§ **Problem**: For this exercise, write out each entry below exactly as it reads.

§ **Excerpts from an interface dataset**:
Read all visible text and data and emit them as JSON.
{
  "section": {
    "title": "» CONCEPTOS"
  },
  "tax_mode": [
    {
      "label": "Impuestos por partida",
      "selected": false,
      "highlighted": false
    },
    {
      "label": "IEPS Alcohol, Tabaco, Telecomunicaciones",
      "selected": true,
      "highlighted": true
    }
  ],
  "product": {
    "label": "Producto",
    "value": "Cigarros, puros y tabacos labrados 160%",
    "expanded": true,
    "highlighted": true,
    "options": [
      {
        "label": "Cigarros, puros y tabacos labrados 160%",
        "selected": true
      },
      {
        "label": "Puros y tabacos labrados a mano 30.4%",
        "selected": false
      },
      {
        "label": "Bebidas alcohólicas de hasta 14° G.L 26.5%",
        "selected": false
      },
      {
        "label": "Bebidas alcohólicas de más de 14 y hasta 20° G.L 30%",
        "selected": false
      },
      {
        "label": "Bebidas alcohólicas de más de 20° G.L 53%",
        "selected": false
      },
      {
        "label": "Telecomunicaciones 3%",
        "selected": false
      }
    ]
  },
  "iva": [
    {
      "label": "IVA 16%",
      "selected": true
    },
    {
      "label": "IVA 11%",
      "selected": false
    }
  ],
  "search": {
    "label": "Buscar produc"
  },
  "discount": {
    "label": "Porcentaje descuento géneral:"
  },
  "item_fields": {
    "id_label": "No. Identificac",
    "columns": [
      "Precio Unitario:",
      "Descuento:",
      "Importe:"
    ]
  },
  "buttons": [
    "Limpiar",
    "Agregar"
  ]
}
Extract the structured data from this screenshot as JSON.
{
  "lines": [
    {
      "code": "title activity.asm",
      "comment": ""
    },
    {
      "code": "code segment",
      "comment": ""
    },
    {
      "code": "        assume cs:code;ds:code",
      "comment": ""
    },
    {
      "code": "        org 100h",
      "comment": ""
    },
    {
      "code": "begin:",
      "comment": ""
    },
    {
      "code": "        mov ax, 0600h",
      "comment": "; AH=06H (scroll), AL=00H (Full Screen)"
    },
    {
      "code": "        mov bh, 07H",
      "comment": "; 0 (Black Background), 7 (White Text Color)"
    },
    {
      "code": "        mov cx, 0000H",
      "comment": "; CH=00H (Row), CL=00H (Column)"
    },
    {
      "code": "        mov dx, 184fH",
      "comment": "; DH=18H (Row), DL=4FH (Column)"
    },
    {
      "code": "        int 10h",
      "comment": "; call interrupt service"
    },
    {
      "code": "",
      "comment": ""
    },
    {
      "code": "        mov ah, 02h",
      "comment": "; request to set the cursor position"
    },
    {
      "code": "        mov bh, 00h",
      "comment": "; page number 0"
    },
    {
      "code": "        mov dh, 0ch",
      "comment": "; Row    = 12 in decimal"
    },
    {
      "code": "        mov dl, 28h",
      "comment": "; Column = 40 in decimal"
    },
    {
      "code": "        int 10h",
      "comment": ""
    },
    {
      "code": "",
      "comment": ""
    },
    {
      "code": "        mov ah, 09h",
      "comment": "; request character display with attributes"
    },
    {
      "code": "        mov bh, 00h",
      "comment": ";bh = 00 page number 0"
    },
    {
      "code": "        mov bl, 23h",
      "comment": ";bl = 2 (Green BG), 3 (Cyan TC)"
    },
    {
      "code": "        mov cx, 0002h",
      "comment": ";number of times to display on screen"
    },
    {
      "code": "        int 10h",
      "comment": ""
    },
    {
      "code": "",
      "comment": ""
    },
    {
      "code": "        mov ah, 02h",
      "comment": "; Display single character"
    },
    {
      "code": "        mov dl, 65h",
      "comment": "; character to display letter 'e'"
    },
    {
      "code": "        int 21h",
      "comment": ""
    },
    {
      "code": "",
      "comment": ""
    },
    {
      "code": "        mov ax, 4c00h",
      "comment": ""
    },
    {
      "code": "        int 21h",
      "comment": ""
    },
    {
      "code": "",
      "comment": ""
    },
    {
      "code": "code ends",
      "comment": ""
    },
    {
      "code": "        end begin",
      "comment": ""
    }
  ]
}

§ **Exercise response**:
Read all visible text and data and emit them as JSON.
{
  "section": {
    "title": "» CONCEPTOS"
  },
  "tax_mode": [
    {
      "label": "Impuestos por partida",
      "selected": false,
      "highlighted": false
    },
    {
      "label": "IEPS Alcohol, Tabaco, Telecomunicaciones",
      "selected": true,
      "highlighted": true
    }
  ],
  "product": {
    "label": "Producto",
    "value": "Cigarros, puros y tabacos labrados 160%",
    "expanded": true,
    "highlighted": true,
    "options": [
      {
        "label": "Cigarros, puros y tabacos labrados 160%",
        "selected": true
      },
      {
        "label": "Puros y tabacos labrados a mano 30.4%",
        "selected": false
      },
      {
        "label": "Bebidas alcohólicas de hasta 14° G.L 26.5%",
        "selected": false
      },
      {
        "label": "Bebidas alcohólicas de más de 14 y hasta 20° G.L 30%",
        "selected": false
      },
      {
        "label": "Bebidas alcohólicas de más de 20° G.L 53%",
        "selected": false
      },
      {
        "label": "Telecomunicaciones 3%",
        "selected": false
      }
    ]
  },
  "iva": [
    {
      "label": "IVA 16%",
      "selected": true
    },
    {
      "label": "IVA 11%",
      "selected": false
    }
  ],
  "search": {
    "label": "Buscar produc"
  },
  "discount": {
    "label": "Porcentaje descuento géneral:"
  },
  "item_fields": {
    "id_label": "No. Identificac",
    "columns": [
      "Precio Unitario:",
      "Descuento:",
      "Importe:"
    ]
  },
  "buttons": [
    "Limpiar",
    "Agregar"
  ]
}
Extract the structured data from this screenshot as JSON.
{
  "lines": [
    {
      "code": "title activity.asm",
      "comment": ""
    },
    {
      "code": "code segment",
      "comment": ""
    },
    {
      "code": "        assume cs:code;ds:code",
      "comment": ""
    },
    {
      "code": "        org 100h",
      "comment": ""
    },
    {
      "code": "begin:",
      "comment": ""
    },
    {
      "code": "        mov ax, 0600h",
      "comment": "; AH=06H (scroll), AL=00H (Full Screen)"
    },
    {
      "code": "        mov bh, 07H",
      "comment": "; 0 (Black Background), 7 (White Text Color)"
    },
    {
      "code": "        mov cx, 0000H",
      "comment": "; CH=00H (Row), CL=00H (Column)"
    },
    {
      "code": "        mov dx, 184fH",
      "comment": "; DH=18H (Row), DL=4FH (Column)"
    },
    {
      "code": "        int 10h",
      "comment": "; call interrupt service"
    },
    {
      "code": "",
      "comment": ""
    },
    {
      "code": "        mov ah, 02h",
      "comment": "; request to set the cursor position"
    },
    {
      "code": "        mov bh, 00h",
      "comment": "; page number 0"
    },
    {
      "code": "        mov dh, 0ch",
      "comment": "; Row    = 12 in decimal"
    },
    {
      "code": "        mov dl, 28h",
      "comment": "; Column = 40 in decimal"
    },
    {
      "code": "        int 10h",
      "comment": ""
    },
    {
      "code": "",
      "comment": ""
    },
    {
      "code": "        mov ah, 09h",
      "comment": "; request character display with attributes"
    },
    {
      "code": "        mov bh, 00h",
      "comment": ";bh = 00 page number 0"
    },
    {
      "code": "        mov bl, 23h",
      "comment": ";bl = 2 (Green BG), 3 (Cyan TC)"
    },
    {
      "code": "        mov cx, 0002h",
      "comment": ";number of times to display on screen"
    },
    {
      "code": "        int 10h",
      "comment": ""
    },
    {
      "code": "",
      "comment": ""
    },
    {
      "code": "        mov ah, 02h",
      "comment": "; Display single character"
    },
    {
      "code": "        mov dl, 65h",
      "comment": "; character to display letter 'e'"
    },
    {
      "code": "        int 21h",
      "comment": ""
    },
    {
      "code": "",
      "comment": ""
    },
    {
      "code": "        mov ax, 4c00h",
      "comment": ""
    },
    {
      "code": "        int 21h",
      "comment": ""
    },
    {
      "code": "",
      "comment": ""
    },
    {
      "code": "code ends",
      "comment": ""
    },
    {
      "code": "        end begin",
      "comment": ""
    }
  ]
}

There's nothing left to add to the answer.